■ Task to carry out ■
In the entries that follow, find each line with the word "JEWELRY" and copy it.

Data extracted from a collection
***

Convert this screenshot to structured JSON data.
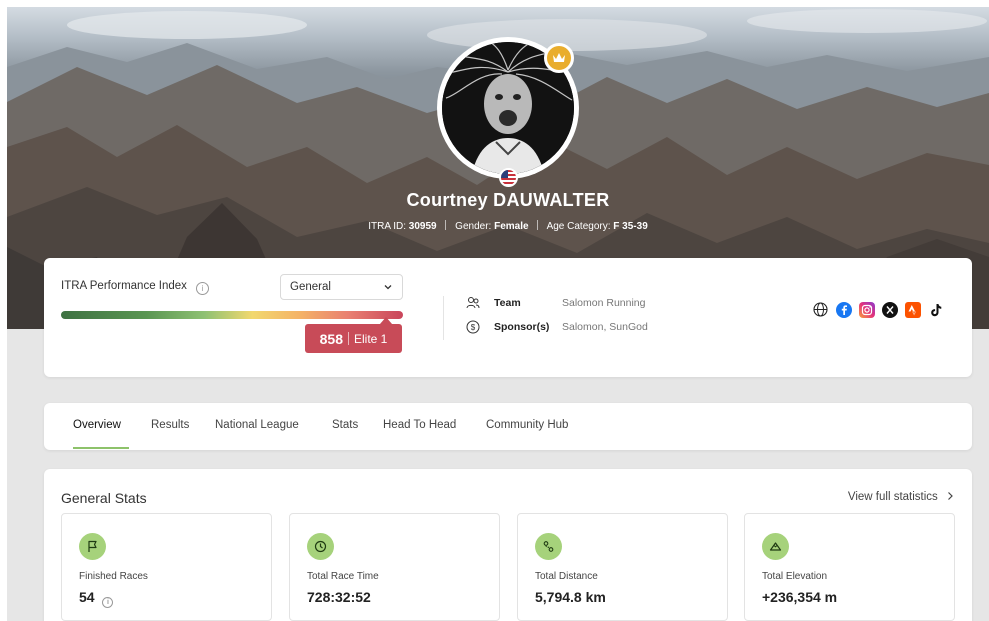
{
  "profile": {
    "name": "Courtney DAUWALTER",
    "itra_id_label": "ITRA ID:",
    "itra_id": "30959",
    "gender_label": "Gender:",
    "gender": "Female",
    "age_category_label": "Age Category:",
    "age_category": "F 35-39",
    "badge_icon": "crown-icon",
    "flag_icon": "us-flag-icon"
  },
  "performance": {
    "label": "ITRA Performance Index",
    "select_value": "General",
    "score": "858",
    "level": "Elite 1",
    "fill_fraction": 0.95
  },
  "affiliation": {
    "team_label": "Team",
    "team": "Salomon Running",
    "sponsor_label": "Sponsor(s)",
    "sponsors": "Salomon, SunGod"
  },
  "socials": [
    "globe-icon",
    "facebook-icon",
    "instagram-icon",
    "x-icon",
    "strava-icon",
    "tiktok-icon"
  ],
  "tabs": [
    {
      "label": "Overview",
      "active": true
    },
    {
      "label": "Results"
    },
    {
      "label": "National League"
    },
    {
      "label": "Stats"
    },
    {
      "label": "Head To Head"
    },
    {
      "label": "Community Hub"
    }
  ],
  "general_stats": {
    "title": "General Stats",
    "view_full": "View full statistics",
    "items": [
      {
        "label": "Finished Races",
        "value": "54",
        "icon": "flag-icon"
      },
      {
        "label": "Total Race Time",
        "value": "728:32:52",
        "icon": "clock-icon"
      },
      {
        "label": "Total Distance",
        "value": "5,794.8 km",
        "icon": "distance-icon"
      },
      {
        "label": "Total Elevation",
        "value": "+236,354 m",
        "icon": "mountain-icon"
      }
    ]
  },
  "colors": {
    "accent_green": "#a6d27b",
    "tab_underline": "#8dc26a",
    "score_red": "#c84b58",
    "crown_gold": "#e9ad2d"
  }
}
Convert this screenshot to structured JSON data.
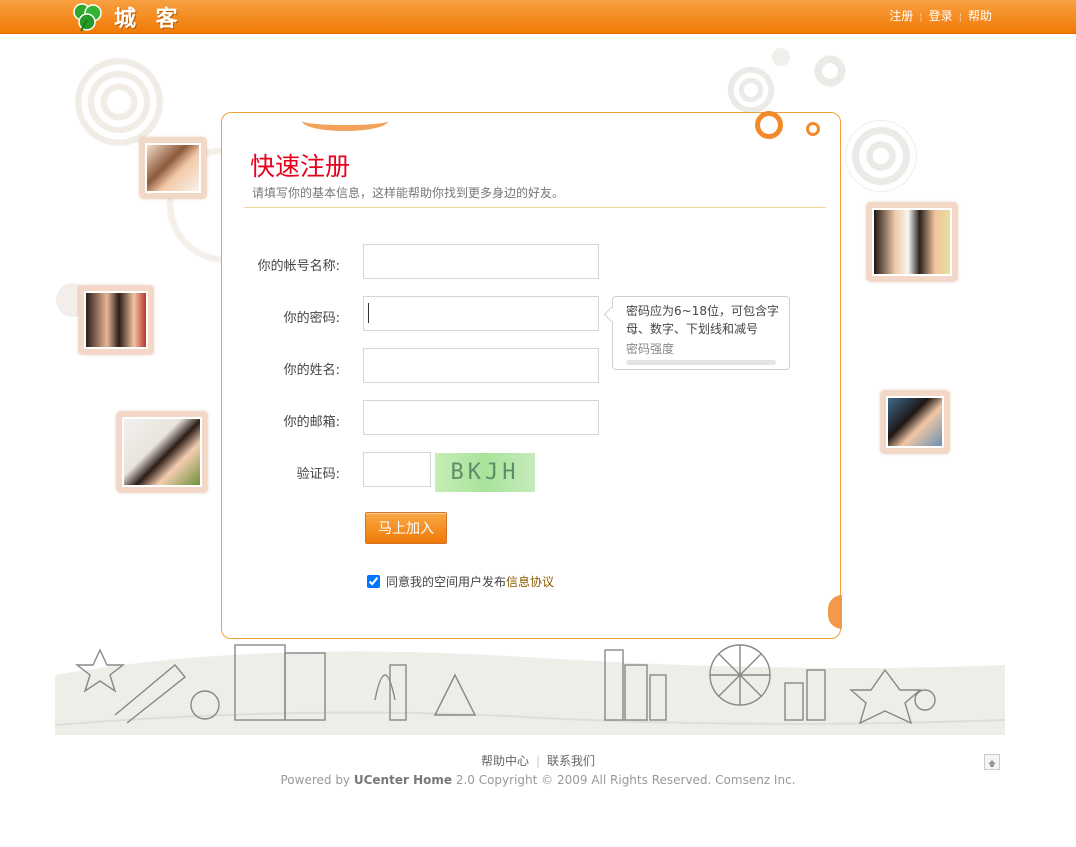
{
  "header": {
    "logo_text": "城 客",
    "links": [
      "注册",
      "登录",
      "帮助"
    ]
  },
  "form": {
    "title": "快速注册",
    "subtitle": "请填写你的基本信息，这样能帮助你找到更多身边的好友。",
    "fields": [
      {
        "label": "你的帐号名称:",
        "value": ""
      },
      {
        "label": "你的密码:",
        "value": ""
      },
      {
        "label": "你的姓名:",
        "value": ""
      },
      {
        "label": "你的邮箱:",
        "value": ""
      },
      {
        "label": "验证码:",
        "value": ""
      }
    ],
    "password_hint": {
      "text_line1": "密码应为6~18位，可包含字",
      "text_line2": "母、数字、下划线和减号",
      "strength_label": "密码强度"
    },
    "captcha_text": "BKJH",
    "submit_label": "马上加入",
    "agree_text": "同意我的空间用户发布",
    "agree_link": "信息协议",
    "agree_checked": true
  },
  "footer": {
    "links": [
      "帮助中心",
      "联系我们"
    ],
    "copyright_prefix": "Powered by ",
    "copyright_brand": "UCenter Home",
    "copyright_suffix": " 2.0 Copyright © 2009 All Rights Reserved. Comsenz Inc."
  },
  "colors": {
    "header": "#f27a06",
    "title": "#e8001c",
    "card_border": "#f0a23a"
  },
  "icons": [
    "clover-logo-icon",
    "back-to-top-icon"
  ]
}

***

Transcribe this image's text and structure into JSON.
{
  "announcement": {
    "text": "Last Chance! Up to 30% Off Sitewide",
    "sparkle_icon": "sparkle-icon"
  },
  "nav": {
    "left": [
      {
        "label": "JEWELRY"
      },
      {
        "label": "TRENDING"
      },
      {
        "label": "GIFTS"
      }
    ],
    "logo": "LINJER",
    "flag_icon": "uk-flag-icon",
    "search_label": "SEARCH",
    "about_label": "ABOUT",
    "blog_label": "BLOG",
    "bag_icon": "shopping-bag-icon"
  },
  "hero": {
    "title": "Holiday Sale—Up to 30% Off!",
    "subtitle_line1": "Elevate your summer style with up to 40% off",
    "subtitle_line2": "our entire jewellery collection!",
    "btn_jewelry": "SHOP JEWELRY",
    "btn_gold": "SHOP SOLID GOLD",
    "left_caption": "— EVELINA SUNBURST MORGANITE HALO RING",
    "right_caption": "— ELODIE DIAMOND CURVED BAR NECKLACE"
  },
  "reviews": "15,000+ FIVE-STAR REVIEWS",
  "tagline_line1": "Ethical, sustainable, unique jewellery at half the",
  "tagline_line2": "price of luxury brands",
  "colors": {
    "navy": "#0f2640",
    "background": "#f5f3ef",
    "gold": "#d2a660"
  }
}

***

■ Solution ■
        "label": "JEWELRY"
    "btn_jewelry": "SHOP JEWELRY",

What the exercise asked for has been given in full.